* [Work required]:
Where a line below includes the word "quien", copy that line.

===== Data

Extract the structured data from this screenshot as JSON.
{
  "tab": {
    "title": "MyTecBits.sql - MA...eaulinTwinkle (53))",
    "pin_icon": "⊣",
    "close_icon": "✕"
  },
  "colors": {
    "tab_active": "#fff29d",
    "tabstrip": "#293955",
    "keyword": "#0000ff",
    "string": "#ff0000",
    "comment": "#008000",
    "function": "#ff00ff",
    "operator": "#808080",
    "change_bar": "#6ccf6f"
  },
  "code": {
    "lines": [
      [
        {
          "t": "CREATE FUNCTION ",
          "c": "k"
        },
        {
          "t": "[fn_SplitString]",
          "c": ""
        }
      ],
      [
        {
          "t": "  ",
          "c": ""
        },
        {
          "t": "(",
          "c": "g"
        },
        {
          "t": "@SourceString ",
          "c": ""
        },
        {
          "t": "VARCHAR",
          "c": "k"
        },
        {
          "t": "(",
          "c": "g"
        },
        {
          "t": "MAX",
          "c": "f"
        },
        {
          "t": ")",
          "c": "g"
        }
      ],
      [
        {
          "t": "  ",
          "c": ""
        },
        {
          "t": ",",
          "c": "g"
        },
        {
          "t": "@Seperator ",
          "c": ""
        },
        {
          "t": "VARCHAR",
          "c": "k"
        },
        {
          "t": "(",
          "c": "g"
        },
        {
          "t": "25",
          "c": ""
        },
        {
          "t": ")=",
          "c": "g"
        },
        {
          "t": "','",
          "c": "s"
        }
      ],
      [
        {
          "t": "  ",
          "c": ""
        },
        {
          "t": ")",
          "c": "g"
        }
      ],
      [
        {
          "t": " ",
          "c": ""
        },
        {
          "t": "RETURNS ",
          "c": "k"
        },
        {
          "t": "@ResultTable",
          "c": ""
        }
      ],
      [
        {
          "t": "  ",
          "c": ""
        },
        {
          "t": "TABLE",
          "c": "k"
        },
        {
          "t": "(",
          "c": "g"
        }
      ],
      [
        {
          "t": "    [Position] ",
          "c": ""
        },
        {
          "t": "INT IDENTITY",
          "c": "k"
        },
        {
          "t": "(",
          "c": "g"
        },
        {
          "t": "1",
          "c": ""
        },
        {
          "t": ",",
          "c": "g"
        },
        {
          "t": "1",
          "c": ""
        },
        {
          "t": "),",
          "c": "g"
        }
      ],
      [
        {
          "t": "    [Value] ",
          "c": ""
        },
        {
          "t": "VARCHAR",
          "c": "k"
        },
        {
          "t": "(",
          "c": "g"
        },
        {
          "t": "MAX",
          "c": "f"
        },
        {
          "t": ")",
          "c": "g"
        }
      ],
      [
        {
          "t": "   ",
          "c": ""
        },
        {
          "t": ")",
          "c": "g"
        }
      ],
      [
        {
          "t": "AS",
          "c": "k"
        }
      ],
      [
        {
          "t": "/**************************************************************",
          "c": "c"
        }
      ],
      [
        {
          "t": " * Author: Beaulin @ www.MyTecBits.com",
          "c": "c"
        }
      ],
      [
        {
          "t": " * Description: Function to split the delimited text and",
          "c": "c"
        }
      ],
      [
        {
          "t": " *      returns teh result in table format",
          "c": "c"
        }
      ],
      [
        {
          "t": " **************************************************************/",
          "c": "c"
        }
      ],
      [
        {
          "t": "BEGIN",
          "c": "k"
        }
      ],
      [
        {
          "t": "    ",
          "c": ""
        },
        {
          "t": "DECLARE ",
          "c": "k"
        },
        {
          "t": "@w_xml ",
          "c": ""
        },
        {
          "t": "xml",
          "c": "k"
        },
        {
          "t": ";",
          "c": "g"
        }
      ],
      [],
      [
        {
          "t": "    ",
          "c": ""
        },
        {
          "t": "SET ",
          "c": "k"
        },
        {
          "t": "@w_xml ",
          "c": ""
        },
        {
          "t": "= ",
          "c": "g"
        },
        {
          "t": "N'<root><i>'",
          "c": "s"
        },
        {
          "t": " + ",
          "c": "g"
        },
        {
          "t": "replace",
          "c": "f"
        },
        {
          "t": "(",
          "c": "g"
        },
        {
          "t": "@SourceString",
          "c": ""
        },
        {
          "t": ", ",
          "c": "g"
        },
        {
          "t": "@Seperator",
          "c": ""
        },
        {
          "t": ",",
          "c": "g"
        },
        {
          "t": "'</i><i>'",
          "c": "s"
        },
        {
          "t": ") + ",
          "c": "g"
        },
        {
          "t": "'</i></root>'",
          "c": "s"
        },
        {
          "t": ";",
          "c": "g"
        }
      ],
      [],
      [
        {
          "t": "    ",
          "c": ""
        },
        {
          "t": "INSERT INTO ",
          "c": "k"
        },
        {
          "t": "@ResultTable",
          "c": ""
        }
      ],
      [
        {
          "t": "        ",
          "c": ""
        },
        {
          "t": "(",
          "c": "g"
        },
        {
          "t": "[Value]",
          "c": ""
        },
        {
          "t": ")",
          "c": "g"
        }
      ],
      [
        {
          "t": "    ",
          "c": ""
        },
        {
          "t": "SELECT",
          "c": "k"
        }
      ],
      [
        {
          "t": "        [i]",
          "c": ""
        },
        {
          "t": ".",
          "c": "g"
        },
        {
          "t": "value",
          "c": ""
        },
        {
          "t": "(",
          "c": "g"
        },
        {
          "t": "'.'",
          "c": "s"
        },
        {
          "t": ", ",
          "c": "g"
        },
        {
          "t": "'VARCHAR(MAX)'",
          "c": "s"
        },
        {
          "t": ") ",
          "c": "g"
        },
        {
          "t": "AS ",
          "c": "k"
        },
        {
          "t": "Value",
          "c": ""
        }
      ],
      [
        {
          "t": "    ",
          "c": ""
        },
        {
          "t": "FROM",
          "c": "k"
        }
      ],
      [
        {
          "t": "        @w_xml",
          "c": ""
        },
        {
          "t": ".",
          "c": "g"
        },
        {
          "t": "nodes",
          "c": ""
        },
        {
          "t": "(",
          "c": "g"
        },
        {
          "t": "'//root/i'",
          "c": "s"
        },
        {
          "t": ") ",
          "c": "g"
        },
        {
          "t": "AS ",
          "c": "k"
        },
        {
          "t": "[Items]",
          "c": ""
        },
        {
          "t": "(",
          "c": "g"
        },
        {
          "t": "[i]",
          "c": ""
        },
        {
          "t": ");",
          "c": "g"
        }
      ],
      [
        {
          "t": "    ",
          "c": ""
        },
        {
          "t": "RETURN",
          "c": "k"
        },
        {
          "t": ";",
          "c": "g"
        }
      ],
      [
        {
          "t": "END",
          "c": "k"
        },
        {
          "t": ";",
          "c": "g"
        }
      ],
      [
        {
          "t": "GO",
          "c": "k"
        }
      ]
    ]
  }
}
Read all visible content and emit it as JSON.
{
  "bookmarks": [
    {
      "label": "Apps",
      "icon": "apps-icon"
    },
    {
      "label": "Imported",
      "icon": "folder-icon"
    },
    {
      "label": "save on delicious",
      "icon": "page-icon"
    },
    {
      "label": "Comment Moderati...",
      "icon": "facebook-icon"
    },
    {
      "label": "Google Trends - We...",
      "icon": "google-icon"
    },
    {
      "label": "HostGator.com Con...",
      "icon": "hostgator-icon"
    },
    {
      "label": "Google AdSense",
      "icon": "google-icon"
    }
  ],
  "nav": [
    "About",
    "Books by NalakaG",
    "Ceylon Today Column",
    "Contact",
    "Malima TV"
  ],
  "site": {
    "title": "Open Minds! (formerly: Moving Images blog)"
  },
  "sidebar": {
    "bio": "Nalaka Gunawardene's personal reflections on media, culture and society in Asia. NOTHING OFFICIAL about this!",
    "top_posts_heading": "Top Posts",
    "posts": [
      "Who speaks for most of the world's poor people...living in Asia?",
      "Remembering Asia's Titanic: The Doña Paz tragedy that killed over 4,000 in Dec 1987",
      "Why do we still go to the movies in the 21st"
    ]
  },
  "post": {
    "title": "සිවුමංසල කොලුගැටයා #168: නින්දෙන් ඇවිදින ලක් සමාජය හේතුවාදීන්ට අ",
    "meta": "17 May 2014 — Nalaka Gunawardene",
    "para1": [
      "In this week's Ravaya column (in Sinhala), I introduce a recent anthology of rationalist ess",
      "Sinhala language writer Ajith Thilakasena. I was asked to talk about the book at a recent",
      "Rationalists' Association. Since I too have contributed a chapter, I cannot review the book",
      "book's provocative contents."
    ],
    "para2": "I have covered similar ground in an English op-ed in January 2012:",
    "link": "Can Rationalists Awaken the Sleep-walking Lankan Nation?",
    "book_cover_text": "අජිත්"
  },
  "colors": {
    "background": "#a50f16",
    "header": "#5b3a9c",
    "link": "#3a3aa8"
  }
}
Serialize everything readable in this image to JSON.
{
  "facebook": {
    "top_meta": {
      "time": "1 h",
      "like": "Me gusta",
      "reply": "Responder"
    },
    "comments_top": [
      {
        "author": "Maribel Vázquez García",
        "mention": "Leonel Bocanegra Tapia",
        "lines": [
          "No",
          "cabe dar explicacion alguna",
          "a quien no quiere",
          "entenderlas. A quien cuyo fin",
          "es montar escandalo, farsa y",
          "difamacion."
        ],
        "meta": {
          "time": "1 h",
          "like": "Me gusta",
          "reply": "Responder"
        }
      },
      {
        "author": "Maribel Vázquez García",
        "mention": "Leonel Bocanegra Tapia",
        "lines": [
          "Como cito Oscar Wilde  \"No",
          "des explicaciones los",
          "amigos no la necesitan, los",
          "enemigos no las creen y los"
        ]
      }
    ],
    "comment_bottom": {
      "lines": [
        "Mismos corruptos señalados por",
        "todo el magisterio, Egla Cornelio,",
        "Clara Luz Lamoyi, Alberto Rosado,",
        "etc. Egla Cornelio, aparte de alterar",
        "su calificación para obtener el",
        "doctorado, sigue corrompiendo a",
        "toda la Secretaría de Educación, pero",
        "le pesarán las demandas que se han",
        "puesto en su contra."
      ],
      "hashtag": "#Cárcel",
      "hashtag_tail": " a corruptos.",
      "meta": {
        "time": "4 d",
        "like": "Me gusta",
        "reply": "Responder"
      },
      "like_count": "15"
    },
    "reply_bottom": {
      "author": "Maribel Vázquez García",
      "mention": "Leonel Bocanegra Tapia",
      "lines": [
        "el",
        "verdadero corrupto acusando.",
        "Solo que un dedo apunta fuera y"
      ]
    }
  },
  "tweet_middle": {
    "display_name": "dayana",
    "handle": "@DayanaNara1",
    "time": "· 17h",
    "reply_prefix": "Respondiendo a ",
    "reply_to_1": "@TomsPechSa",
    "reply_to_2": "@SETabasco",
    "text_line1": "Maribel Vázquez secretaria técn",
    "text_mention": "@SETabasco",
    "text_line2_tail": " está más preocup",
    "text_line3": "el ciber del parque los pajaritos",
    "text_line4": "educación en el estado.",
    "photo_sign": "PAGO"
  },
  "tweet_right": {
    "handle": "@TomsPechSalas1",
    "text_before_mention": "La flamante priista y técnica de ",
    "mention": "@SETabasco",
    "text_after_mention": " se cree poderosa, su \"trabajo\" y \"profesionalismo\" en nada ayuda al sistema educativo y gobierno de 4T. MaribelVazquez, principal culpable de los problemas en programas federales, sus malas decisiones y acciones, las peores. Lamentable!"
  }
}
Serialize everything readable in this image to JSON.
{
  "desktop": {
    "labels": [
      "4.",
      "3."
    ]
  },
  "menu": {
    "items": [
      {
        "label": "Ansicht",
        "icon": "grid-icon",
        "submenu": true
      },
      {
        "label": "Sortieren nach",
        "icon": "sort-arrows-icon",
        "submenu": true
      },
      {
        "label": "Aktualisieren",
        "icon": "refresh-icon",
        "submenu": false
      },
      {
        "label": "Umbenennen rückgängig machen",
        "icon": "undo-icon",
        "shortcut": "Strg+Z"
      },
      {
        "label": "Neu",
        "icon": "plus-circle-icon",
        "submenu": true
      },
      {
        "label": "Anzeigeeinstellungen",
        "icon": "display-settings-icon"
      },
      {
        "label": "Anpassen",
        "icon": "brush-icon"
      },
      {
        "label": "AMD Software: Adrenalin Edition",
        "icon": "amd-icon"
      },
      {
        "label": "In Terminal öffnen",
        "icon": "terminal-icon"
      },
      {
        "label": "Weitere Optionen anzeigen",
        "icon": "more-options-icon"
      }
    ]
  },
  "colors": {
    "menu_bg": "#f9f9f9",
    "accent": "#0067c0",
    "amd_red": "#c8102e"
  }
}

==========

* [Task result]:
          "a quien no quiere",
          "entenderlas. A quien cuyo fin",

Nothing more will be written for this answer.